> **Work order**
Scan the entries below for the word "number". Copy each line that has it.

> **Material provided**
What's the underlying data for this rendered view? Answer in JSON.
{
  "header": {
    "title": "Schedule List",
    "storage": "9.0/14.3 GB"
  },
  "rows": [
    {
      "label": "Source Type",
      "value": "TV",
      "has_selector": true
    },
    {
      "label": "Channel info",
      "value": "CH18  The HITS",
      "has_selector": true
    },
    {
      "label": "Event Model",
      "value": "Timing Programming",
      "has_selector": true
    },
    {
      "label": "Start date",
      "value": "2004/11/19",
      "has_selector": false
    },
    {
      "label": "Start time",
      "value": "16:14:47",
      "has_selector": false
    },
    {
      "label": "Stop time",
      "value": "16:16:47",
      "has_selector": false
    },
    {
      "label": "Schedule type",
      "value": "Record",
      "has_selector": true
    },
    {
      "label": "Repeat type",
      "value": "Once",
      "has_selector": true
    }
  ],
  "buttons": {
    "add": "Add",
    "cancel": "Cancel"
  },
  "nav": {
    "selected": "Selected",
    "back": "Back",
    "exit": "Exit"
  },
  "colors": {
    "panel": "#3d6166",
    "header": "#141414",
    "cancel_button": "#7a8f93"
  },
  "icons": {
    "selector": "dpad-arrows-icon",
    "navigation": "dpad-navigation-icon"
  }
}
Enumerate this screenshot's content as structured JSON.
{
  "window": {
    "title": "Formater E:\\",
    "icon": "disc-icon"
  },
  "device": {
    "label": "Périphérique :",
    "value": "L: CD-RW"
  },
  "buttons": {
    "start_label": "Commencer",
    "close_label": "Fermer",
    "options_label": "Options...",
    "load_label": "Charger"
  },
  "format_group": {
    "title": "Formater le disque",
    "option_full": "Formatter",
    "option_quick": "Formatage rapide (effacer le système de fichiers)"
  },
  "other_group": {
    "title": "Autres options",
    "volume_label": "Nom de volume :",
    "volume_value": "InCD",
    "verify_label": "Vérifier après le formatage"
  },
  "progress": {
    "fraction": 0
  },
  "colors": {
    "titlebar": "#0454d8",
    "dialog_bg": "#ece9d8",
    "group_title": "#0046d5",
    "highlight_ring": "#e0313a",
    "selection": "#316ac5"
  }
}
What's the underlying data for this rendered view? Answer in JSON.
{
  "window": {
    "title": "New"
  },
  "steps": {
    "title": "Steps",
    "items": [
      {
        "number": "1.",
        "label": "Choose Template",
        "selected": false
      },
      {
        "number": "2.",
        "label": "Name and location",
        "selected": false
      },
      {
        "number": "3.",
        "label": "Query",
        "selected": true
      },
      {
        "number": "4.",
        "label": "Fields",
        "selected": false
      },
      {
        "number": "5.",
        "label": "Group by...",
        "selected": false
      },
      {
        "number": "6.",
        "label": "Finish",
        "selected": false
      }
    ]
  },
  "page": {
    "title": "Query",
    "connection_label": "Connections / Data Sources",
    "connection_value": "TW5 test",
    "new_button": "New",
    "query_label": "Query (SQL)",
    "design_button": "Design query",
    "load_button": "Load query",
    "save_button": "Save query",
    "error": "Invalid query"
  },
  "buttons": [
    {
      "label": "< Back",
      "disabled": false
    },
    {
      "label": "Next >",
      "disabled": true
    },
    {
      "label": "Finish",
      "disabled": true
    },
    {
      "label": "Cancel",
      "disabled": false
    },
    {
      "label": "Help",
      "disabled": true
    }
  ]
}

> **Answer to this problem**
        "number": "1.",
        "number": "2.",
        "number": "3.",
        "number": "4.",
        "number": "5.",
        "number": "6.",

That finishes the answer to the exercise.